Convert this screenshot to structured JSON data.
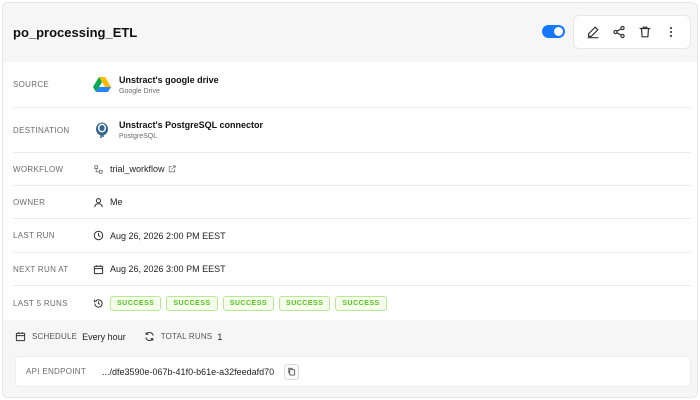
{
  "pipeline": {
    "title": "po_processing_ETL",
    "enabled": true
  },
  "toolbar": {
    "icons": [
      "edit-icon",
      "share-icon",
      "delete-icon",
      "more-vertical-icon"
    ]
  },
  "rows": {
    "source": {
      "label": "SOURCE",
      "name": "Unstract's google drive",
      "type": "Google Drive",
      "icon": "google-drive-icon"
    },
    "destination": {
      "label": "DESTINATION",
      "name": "Unstract's PostgreSQL connector",
      "type": "PostgreSQL",
      "icon": "postgresql-icon"
    },
    "workflow": {
      "label": "WORKFLOW",
      "value": "trial_workflow",
      "icon": "workflow-icon"
    },
    "owner": {
      "label": "OWNER",
      "value": "Me",
      "icon": "user-icon"
    },
    "last_run": {
      "label": "LAST RUN",
      "value": "Aug 26, 2026 2:00 PM EEST",
      "icon": "clock-icon"
    },
    "next_run": {
      "label": "NEXT RUN AT",
      "value": "Aug 26, 2026 3:00 PM EEST",
      "icon": "calendar-icon"
    },
    "last_5_runs": {
      "label": "LAST 5 RUNS",
      "icon": "history-icon",
      "statuses": [
        "SUCCESS",
        "SUCCESS",
        "SUCCESS",
        "SUCCESS",
        "SUCCESS"
      ]
    }
  },
  "stats": {
    "schedule_label": "SCHEDULE",
    "schedule_value": "Every hour",
    "total_runs_label": "TOTAL RUNS",
    "total_runs_value": "1"
  },
  "api": {
    "label": "API ENDPOINT",
    "value": ".../dfe3590e-067b-41f0-b61e-a32feedafd70"
  },
  "colors": {
    "accent": "#1677ff",
    "success_text": "#52c41a",
    "success_bg": "#f6ffed",
    "success_border": "#b7eb8f"
  }
}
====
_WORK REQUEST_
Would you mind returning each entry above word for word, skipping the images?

_RESULT OF THIS EXERCISE_
Convert this screenshot to structured JSON data.
{
  "pipeline": {
    "title": "po_processing_ETL",
    "enabled": true
  },
  "toolbar": {
    "icons": [
      "edit-icon",
      "share-icon",
      "delete-icon",
      "more-vertical-icon"
    ]
  },
  "rows": {
    "source": {
      "label": "SOURCE",
      "name": "Unstract's google drive",
      "type": "Google Drive",
      "icon": "google-drive-icon"
    },
    "destination": {
      "label": "DESTINATION",
      "name": "Unstract's PostgreSQL connector",
      "type": "PostgreSQL",
      "icon": "postgresql-icon"
    },
    "workflow": {
      "label": "WORKFLOW",
      "value": "trial_workflow",
      "icon": "workflow-icon"
    },
    "owner": {
      "label": "OWNER",
      "value": "Me",
      "icon": "user-icon"
    },
    "last_run": {
      "label": "LAST RUN",
      "value": "Aug 26, 2026 2:00 PM EEST",
      "icon": "clock-icon"
    },
    "next_run": {
      "label": "NEXT RUN AT",
      "value": "Aug 26, 2026 3:00 PM EEST",
      "icon": "calendar-icon"
    },
    "last_5_runs": {
      "label": "LAST 5 RUNS",
      "icon": "history-icon",
      "statuses": [
        "SUCCESS",
        "SUCCESS",
        "SUCCESS",
        "SUCCESS",
        "SUCCESS"
      ]
    }
  },
  "stats": {
    "schedule_label": "SCHEDULE",
    "schedule_value": "Every hour",
    "total_runs_label": "TOTAL RUNS",
    "total_runs_value": "1"
  },
  "api": {
    "label": "API ENDPOINT",
    "value": ".../dfe3590e-067b-41f0-b61e-a32feedafd70"
  },
  "colors": {
    "accent": "#1677ff",
    "success_text": "#52c41a",
    "success_bg": "#f6ffed",
    "success_border": "#b7eb8f"
  }
}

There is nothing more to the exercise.